Liberal Democrat campaigners are celebrating the announcement that the immediate threat to St Helier Hospital’s Accident and Emergency, maternity and children’s wards has passed – although the future remains very uncertain.
The Better Services Better Value (BSBV) review, which in May recommended the cuts to these hospital services, has now recommended delaying going out to consultation on the plans saying, ‘This is because NHS Surrey wish to more fully understand the impact of BSBV on their residents who use NHS services in south west London, and implications for the NHS in Surrey, before public consultation begins.
‘This means that the BSBV programme and NHS Surrey now need more time to carry out further detailed analysis of the impact of the proposals.’

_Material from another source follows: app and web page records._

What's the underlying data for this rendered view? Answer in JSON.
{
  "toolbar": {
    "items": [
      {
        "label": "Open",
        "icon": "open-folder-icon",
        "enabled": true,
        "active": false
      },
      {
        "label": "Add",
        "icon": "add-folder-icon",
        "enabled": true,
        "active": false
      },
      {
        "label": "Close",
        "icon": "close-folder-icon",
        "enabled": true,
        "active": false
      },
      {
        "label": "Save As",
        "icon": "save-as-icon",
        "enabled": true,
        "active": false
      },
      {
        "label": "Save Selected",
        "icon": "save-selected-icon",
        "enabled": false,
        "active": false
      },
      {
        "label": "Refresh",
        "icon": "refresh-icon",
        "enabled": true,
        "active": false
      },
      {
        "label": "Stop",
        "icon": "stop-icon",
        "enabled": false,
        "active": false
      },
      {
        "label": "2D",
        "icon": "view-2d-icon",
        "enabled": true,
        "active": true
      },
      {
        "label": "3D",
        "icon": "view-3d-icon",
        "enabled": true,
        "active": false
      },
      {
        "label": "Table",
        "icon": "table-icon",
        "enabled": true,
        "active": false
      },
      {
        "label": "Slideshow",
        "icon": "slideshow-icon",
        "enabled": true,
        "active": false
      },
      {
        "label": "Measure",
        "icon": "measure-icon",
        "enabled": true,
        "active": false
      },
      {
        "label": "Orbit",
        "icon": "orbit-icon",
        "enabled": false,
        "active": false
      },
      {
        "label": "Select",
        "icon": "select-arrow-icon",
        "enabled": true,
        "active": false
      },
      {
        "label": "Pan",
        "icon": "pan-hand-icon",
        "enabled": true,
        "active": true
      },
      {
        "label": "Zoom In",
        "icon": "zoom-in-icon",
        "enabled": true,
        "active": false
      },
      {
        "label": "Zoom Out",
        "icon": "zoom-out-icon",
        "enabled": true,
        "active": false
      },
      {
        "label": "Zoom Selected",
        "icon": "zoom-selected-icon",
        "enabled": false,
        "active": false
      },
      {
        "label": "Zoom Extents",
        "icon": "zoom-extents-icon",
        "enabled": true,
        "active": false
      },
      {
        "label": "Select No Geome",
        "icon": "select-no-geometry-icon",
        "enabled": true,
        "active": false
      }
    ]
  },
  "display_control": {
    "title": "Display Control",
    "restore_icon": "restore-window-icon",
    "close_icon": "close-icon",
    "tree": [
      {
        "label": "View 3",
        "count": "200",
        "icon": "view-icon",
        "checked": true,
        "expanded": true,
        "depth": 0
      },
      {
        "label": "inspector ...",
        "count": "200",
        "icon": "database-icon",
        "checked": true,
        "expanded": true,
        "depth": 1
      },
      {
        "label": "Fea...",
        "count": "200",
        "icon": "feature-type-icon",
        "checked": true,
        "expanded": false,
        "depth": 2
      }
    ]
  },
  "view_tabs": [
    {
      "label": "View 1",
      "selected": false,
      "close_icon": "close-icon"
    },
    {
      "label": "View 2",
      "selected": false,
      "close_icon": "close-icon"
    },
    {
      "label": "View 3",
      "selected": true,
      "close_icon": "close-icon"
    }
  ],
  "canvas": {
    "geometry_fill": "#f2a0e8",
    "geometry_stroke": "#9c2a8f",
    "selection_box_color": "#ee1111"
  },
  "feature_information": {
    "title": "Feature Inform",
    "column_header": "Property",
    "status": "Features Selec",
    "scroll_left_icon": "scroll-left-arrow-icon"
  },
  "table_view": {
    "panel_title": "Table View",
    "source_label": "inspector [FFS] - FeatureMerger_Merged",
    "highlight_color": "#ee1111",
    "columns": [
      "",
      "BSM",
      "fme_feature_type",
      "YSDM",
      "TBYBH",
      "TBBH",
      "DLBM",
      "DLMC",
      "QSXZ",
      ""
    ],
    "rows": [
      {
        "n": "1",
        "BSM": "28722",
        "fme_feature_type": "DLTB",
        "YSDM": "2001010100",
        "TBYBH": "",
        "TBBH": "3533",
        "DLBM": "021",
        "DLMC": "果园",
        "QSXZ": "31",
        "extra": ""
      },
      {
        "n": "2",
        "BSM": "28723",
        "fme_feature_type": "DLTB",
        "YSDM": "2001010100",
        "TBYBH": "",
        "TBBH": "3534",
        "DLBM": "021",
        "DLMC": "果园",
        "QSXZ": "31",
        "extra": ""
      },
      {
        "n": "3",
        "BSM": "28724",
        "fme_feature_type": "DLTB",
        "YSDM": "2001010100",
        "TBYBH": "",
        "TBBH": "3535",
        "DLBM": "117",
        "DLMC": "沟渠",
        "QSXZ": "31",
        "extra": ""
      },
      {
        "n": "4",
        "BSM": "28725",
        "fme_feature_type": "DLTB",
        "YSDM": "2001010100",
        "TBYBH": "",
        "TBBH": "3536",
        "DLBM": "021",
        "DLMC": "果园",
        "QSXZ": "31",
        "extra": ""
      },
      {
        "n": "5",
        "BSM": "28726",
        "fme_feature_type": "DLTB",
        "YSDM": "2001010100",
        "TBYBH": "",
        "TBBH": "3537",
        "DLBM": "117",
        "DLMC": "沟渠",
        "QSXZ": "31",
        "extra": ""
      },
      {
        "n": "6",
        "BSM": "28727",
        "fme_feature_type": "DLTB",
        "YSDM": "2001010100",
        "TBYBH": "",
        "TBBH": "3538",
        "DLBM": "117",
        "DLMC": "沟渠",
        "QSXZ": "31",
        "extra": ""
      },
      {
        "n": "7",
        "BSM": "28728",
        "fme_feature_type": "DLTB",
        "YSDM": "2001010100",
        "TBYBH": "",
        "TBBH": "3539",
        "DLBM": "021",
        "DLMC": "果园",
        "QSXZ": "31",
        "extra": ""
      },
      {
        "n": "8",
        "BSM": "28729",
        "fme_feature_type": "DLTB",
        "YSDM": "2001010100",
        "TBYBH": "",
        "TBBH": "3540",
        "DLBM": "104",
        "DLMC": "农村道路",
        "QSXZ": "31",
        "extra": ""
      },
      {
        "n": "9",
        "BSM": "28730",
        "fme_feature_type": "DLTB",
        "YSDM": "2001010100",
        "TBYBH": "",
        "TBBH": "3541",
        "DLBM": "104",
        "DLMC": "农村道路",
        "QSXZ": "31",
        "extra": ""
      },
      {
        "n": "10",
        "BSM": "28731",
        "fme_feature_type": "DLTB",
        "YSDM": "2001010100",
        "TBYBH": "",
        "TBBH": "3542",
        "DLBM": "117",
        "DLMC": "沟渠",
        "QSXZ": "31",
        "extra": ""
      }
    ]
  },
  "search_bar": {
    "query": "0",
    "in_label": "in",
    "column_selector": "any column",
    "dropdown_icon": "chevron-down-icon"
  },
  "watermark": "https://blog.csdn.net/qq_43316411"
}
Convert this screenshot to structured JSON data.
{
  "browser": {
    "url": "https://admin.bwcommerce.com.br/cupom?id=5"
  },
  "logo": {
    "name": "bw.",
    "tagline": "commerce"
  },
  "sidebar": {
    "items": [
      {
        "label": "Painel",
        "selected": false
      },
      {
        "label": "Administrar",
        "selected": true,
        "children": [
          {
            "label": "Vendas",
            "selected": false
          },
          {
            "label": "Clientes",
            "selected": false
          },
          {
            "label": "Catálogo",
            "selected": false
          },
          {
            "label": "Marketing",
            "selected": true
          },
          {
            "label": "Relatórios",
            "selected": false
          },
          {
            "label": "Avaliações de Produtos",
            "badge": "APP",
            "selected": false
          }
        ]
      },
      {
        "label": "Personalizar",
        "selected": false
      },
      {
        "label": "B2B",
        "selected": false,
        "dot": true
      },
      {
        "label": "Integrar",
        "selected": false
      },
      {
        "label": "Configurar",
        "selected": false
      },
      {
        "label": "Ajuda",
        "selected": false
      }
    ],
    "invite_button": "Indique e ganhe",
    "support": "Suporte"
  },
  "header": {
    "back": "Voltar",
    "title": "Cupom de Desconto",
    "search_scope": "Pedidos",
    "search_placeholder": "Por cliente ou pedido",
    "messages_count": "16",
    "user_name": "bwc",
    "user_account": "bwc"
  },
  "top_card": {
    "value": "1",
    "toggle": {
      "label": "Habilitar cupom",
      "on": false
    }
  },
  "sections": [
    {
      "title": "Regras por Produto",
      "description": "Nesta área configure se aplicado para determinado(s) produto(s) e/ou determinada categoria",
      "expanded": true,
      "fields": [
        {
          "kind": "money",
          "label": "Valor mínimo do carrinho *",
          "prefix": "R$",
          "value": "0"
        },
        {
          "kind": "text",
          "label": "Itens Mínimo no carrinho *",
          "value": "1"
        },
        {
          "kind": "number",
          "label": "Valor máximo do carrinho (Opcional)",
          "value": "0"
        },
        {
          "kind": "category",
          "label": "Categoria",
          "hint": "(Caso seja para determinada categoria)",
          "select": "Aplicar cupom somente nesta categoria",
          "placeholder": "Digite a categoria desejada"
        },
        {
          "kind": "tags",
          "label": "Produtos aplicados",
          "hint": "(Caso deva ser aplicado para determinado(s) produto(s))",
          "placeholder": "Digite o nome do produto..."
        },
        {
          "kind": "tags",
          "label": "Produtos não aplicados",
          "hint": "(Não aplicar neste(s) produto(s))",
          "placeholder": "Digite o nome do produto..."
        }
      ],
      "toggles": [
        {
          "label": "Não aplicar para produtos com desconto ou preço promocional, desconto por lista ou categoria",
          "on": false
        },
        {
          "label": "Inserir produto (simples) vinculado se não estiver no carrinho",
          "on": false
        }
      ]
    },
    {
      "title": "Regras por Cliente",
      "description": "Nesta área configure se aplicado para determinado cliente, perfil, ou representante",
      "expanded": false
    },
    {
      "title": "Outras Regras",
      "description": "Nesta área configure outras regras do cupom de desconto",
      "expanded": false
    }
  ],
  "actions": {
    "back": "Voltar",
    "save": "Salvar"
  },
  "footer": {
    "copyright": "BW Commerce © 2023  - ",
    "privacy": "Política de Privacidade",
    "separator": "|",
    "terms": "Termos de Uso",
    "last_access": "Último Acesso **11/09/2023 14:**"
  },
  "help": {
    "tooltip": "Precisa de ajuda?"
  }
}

In May, BSBV recommended that St George’s, Croydon and Kingston hospitals remain as they are while St Helier should lose these crucial services, and instead become a centre for planned surgery across south west London.
The Liberal Democrat campaign to save St Helier immediately swung into action and months of effort reached a climax on 8 September when a Fun Day outside the hospital attracted protesters from across the area, who presented petitions carrying thousands of names to health service representatives.
The proposals were due to go out to a three-month consultation period at the beginning of October and we were preparing to continue the fight.
Heather Honour is one of two Sutton Councillors sitting on the pan-South West London committee investigating the proposals.
She said: “From the start we have made it clear that this was a deeply flawed process. What a pity that so much taxpayers’ money has been wasted by the BSBV team before they came to their senses.”
Councillor Mary Burstow, Chair of Sutton’s Scrutiny Committee, said: “Of course this is a reason to celebrate, but now we must work to secure the future of St Helier Hospital for generations of Sutton residents to come.
“This is now a real opportunity for residents, politicians and medical staff to work out exactly how we want to see healthcare delivered in years to come.
“And it is crucial that that discussion covers the entire capital. London’s health services need to be looked at as a whole and decisions need to be reached that meet the needs of all Londoners.”
However, the uncertainty remains for hospital staff and patients, who are still unclear about what the future holds.